If Father had some one who would look after these matters and see that copy was all right and letters could be taken care of and answered in all their particulars, it would be a great help to us and those we write to. 3LtMs, Lt 5a, 1879, par. 2

Do not let Father Higly come home before he is well enough to come. He should remain some time longer we think. His wife may urge him, but if he values life and health, he had better remain. 3LtMs, Lt 5a, 1879, par. 3

We have had considerable fall of snow. Our carriage has been on runners one week. We have seen everything in the shape of runners going for the last week. Little boxes with huge runners. Ours were only wooden runners. Snow is a rare thing here. We had snow, then rain, then snow and then rain. Could you have seen the trees and every weed and shrub crystalized, it would have delighted you. It was a picture of loveliness. But the shining of the sun a few hours spoiled our lovely picture. 3LtMs, Lt 5a, 1879, par. 4

We are both well. Father has been out more or less every day, but he could not go as much as he would like to because of intense cold. I have had to chop the ice from my wash bowl with hatchet. 3LtMs, Lt 5a, 1879, par. 5

The calendars are received, and Father left one here and then to the bank, post office, editors, and hardware. He presented one to the hardware man we trade with. He turned around and presented him with a bell worth one dollar and a quarter—a beautiful-sounding bell. All are very courteous to us, and we get articles here as cheap as in the East. The very best prints I pay only six cents a yard. 3LtMs, Lt 5a, 1879, par. 6
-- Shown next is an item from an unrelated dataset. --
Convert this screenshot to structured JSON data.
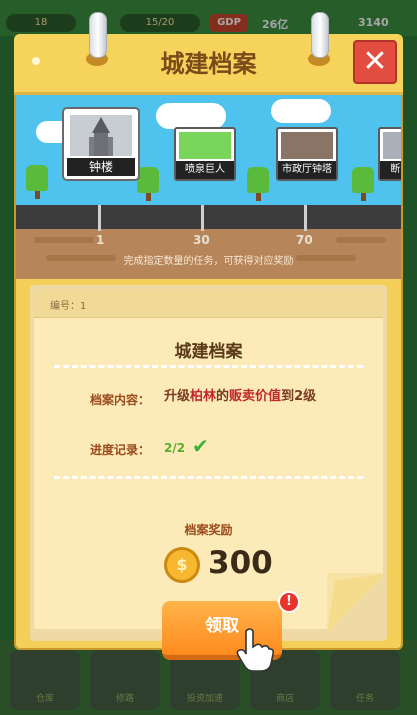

But enough for Texas for me. The weather has been so cold we have not been able to keep warm with burning half a cord of wood a day in all the four fires, and then we have had to wear water-proof cloaks in the house to be any ways comfortable. This is the “Sunny South.” 3LtMs, Lt 5a, 1879, par. 7

But it has been amusing to see how much advantage has been taken of this snow to have a sleigh ride. I think this is a nice quiet place to write. What do you think, have we not done considerable writing while here? We shall be glad to see you, and we hope that we may both meet again soon in this life. I see Father cannot tax his head any length of time. 3LtMs, Lt 5a, 1879, par. 8

He is very free from nervousness, is very cheerful and kind, especially to me. I do not know as we ever enjoyed the society of each other as we do now. 3LtMs, Lt 5a, 1879, par. 9

Well, children, the Lord is good. I have no exhortation to write to you, for you may take home those that will apply that are written for others’ benefit. 3LtMs, Lt 5a, 1879, par. 10

Love to all, 3LtMs, Lt 5a, 1879, par. 11

Mother.

P.S. Send me by mail Father’s pants pattern. I have got to make him pants. Mother. 3LtMs, Lt 5a, 1879, par. 12